Bench coach Joe Pettini, who joined the Astros prior this season after working for 10 seasons under Tony La Russa with the Cardinals, said he would like to remain on the staff.
"It was fun with this young club," he said. "It wasn't so much fun losing so many as we have, but it's always fun working with younger guys and seeing guys develop. Some guys turn into everyday players and some guys might not make it or stay here. That's the growing pains in the organization.
"Yeah, I would [like to stay]. I'm 57 years old and have 11 years as a coach at the big league level and a few as a player, and I'm not quite ready to retire yet. I'd like to do it a few more years."

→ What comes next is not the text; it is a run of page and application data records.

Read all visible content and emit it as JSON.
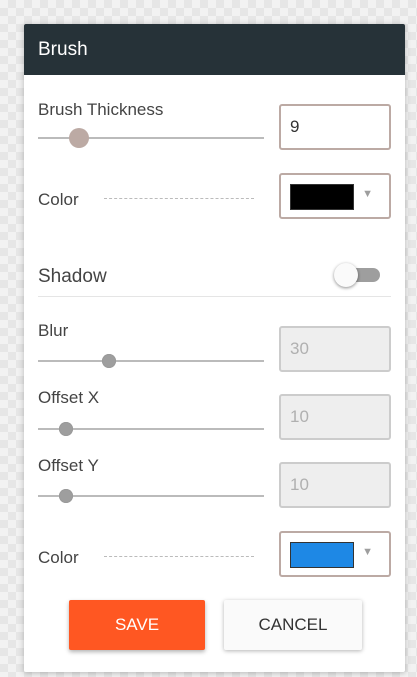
{
  "dialog": {
    "title": "Brush",
    "brush_thickness": {
      "label": "Brush Thickness",
      "value": "9",
      "slider_fraction": 0.15
    },
    "color": {
      "label": "Color",
      "value": "#000000"
    },
    "shadow": {
      "label": "Shadow",
      "enabled": false,
      "blur": {
        "label": "Blur",
        "value": "30",
        "slider_fraction": 0.3
      },
      "offset_x": {
        "label": "Offset X",
        "value": "10",
        "slider_fraction": 0.1
      },
      "offset_y": {
        "label": "Offset Y",
        "value": "10",
        "slider_fraction": 0.1
      },
      "color": {
        "label": "Color",
        "value": "#1e88e5"
      }
    },
    "buttons": {
      "save": "SAVE",
      "cancel": "CANCEL"
    }
  },
  "icons": {
    "dropdown": "triangle-down-icon"
  }
}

Pitching coach Doug Brocail, 45, is in his first full season after taking over midway through the 2011 campaign for Brad Arnsberg. Since retiring as a player following the 2009 season, Brocail has remained in the organization in a variety of roles.

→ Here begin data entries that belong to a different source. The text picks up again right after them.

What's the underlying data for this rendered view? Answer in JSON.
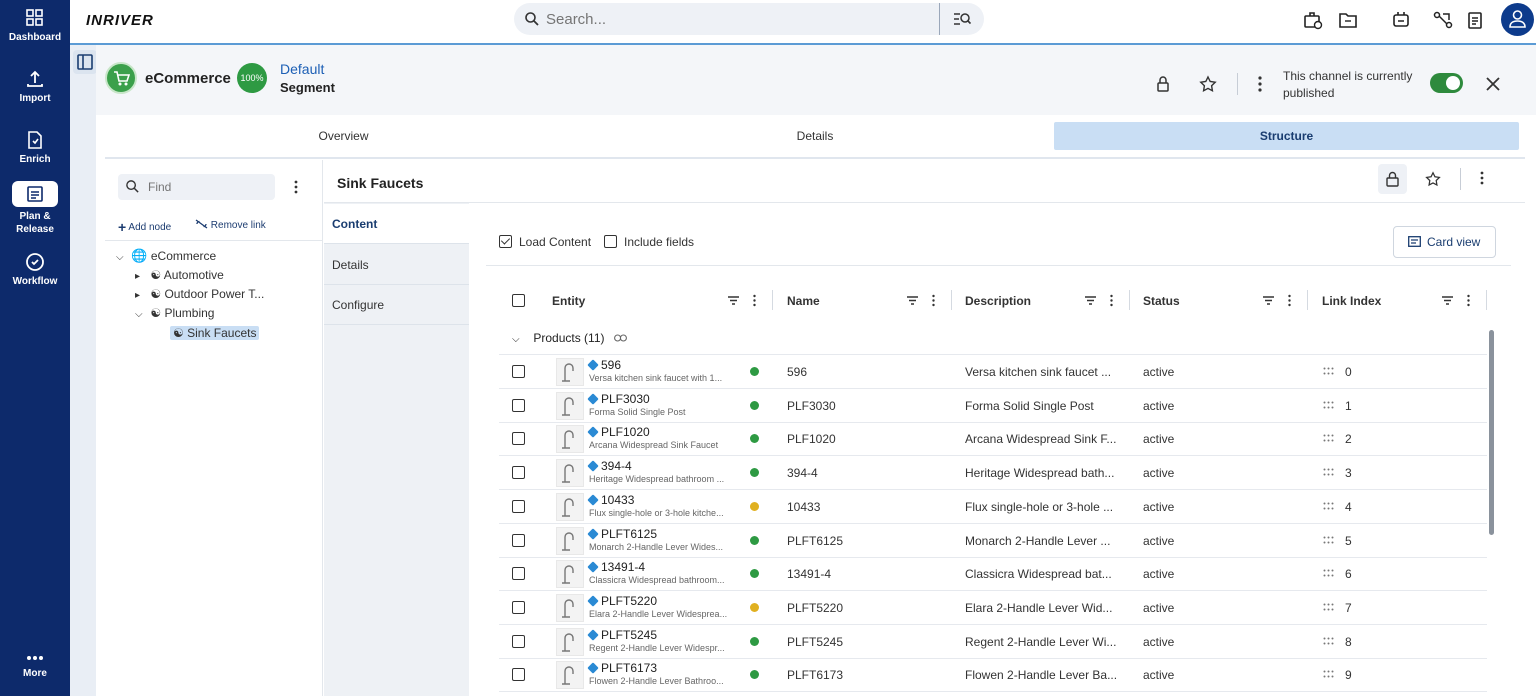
{
  "nav": {
    "items": [
      {
        "label": "Dashboard",
        "icon": "dashboard-icon"
      },
      {
        "label": "Import",
        "icon": "import-icon"
      },
      {
        "label": "Enrich",
        "icon": "enrich-icon"
      },
      {
        "label": "Plan &\nRelease",
        "icon": "plan-release-icon"
      },
      {
        "label": "Workflow",
        "icon": "workflow-icon"
      },
      {
        "label": "More",
        "icon": "more-icon"
      }
    ],
    "active": "Plan & Release"
  },
  "topbar": {
    "logo": "INRIVER",
    "search_placeholder": "Search..."
  },
  "channel": {
    "name": "eCommerce",
    "completeness": "100%",
    "segment_link": "Default",
    "segment_label": "Segment",
    "published_text": "This channel is currently published",
    "published": true
  },
  "tabs": [
    {
      "label": "Overview",
      "active": false
    },
    {
      "label": "Details",
      "active": false
    },
    {
      "label": "Structure",
      "active": true
    }
  ],
  "tree": {
    "find_placeholder": "Find",
    "add_node": "Add node",
    "remove_link": "Remove link",
    "nodes": [
      {
        "label": "eCommerce",
        "level": 0,
        "expanded": true
      },
      {
        "label": "Automotive",
        "level": 1,
        "expanded": false
      },
      {
        "label": "Outdoor Power T...",
        "level": 1,
        "expanded": false
      },
      {
        "label": "Plumbing",
        "level": 1,
        "expanded": true
      },
      {
        "label": "Sink Faucets",
        "level": 2,
        "selected": true
      }
    ]
  },
  "node": {
    "title": "Sink Faucets",
    "subnav": [
      "Content",
      "Details",
      "Configure"
    ],
    "load_content_label": "Load Content",
    "load_content_checked": true,
    "include_fields_label": "Include fields",
    "include_fields_checked": false,
    "card_view_label": "Card view"
  },
  "grid": {
    "columns": [
      "Entity",
      "Name",
      "Description",
      "Status",
      "Link Index"
    ],
    "group_label": "Products (11)",
    "colors": {
      "green": "#2e9a43",
      "yellow": "#e0b020"
    },
    "rows": [
      {
        "id": "596",
        "desc": "Versa kitchen sink faucet with 1...",
        "dot": "green",
        "name": "596",
        "description": "Versa kitchen sink faucet ...",
        "status": "active",
        "index": "0"
      },
      {
        "id": "PLF3030",
        "desc": "Forma Solid Single Post",
        "dot": "green",
        "name": "PLF3030",
        "description": "Forma Solid Single Post",
        "status": "active",
        "index": "1"
      },
      {
        "id": "PLF1020",
        "desc": "Arcana Widespread Sink Faucet",
        "dot": "green",
        "name": "PLF1020",
        "description": "Arcana Widespread Sink F...",
        "status": "active",
        "index": "2"
      },
      {
        "id": "394-4",
        "desc": "Heritage Widespread bathroom ...",
        "dot": "green",
        "name": "394-4",
        "description": "Heritage Widespread bath...",
        "status": "active",
        "index": "3"
      },
      {
        "id": "10433",
        "desc": "Flux single-hole or 3-hole kitche...",
        "dot": "yellow",
        "name": "10433",
        "description": "Flux single-hole or 3-hole ...",
        "status": "active",
        "index": "4"
      },
      {
        "id": "PLFT6125",
        "desc": "Monarch 2-Handle Lever Wides...",
        "dot": "green",
        "name": "PLFT6125",
        "description": "Monarch 2-Handle Lever ...",
        "status": "active",
        "index": "5"
      },
      {
        "id": "13491-4",
        "desc": "Classicra Widespread bathroom...",
        "dot": "green",
        "name": "13491-4",
        "description": "Classicra Widespread bat...",
        "status": "active",
        "index": "6"
      },
      {
        "id": "PLFT5220",
        "desc": "Elara 2-Handle Lever Widesprea...",
        "dot": "yellow",
        "name": "PLFT5220",
        "description": "Elara 2-Handle Lever Wid...",
        "status": "active",
        "index": "7"
      },
      {
        "id": "PLFT5245",
        "desc": "Regent 2-Handle Lever Widespr...",
        "dot": "green",
        "name": "PLFT5245",
        "description": "Regent 2-Handle Lever Wi...",
        "status": "active",
        "index": "8"
      },
      {
        "id": "PLFT6173",
        "desc": "Flowen 2-Handle Lever Bathroo...",
        "dot": "green",
        "name": "PLFT6173",
        "description": "Flowen 2-Handle Lever Ba...",
        "status": "active",
        "index": "9"
      }
    ]
  }
}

"Of course, I'd love to be back," he said. "I love this job, but we have a lot of work to do. I'd like to see it through. I don't know what their thoughts are. Nobody's talked about it, but if they want to sit down and talk, I'd love to be back. We all know we have a ton of work to do, we all know there's a plan in place, and that plan needs to be followed to a T, and I hope I'm the guy and they have confidence in me."
Third-base coach Dave Clark and bullpen coach Craig Bjornson were on the staff to start the season, while first-base coach Dan Radison and hitting coach Ty Van Burkleo took over in August. Radison knows Porter well, having spent time with him in Washington and with the Cubs.
"He'll be great," Radison said. "I was an advocate for him when they asked me early on. He's a great baseball mind and to me, even more than that. There's no phoniness about him. He's a straight-shooter, an honest guy, a high-character guy. I love the guy. I think he'll be great."